What is expected:
Each record must be retyped word for word.
- - -
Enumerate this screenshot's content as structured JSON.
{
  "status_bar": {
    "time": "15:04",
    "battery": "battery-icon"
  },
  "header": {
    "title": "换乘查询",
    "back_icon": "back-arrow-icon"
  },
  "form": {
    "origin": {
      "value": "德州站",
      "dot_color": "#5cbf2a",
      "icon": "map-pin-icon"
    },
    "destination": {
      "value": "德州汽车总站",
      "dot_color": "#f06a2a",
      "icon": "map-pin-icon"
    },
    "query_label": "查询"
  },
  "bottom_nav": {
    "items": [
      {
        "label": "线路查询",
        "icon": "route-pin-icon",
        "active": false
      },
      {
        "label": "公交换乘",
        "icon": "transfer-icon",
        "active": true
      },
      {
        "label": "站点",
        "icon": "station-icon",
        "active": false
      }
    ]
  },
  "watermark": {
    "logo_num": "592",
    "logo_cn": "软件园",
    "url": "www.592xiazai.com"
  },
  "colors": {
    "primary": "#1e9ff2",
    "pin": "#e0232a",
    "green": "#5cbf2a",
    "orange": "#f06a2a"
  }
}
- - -
Problem solution:
Enumerate this screenshot's content as structured JSON.
{
  "status_bar": {
    "time": "15:04",
    "battery": "battery-icon"
  },
  "header": {
    "title": "换乘查询",
    "back_icon": "back-arrow-icon"
  },
  "form": {
    "origin": {
      "value": "德州站",
      "dot_color": "#5cbf2a",
      "icon": "map-pin-icon"
    },
    "destination": {
      "value": "德州汽车总站",
      "dot_color": "#f06a2a",
      "icon": "map-pin-icon"
    },
    "query_label": "查询"
  },
  "bottom_nav": {
    "items": [
      {
        "label": "线路查询",
        "icon": "route-pin-icon",
        "active": false
      },
      {
        "label": "公交换乘",
        "icon": "transfer-icon",
        "active": true
      },
      {
        "label": "站点",
        "icon": "station-icon",
        "active": false
      }
    ]
  },
  "watermark": {
    "logo_num": "592",
    "logo_cn": "软件园",
    "url": "www.592xiazai.com"
  },
  "colors": {
    "primary": "#1e9ff2",
    "pin": "#e0232a",
    "green": "#5cbf2a",
    "orange": "#f06a2a"
  }
}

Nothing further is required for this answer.